### Records for the exercise
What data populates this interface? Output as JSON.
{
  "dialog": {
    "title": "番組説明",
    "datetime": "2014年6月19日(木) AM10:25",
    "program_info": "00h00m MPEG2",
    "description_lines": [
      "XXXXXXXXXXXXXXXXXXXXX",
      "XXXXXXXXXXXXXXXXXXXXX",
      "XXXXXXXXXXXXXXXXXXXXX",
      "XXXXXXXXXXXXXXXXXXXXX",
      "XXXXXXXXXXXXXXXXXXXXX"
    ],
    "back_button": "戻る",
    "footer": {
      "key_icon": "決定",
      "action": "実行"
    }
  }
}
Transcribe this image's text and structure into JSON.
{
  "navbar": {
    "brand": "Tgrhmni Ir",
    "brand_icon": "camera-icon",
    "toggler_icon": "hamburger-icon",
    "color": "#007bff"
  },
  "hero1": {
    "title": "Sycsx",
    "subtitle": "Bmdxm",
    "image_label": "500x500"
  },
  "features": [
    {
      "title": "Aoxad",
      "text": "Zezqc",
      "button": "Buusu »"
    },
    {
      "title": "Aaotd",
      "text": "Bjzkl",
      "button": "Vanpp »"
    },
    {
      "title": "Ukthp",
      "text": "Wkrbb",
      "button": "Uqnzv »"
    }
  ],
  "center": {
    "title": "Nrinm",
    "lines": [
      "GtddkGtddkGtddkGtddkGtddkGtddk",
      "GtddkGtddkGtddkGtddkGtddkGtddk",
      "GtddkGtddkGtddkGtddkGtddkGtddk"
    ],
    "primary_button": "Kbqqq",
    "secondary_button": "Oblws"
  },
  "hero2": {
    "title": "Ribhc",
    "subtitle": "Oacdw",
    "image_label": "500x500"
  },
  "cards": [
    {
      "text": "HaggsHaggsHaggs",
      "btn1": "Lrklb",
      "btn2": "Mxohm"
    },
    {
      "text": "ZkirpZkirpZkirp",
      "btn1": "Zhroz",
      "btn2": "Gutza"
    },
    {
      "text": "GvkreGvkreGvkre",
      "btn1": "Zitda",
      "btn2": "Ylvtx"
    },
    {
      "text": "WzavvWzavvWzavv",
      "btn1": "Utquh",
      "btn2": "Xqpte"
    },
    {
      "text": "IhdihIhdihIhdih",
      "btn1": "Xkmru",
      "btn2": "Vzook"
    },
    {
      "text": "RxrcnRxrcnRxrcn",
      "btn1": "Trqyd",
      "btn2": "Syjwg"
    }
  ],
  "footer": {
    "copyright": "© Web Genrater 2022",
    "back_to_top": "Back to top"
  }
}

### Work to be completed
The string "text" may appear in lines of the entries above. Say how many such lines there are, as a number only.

### Exercise solution
10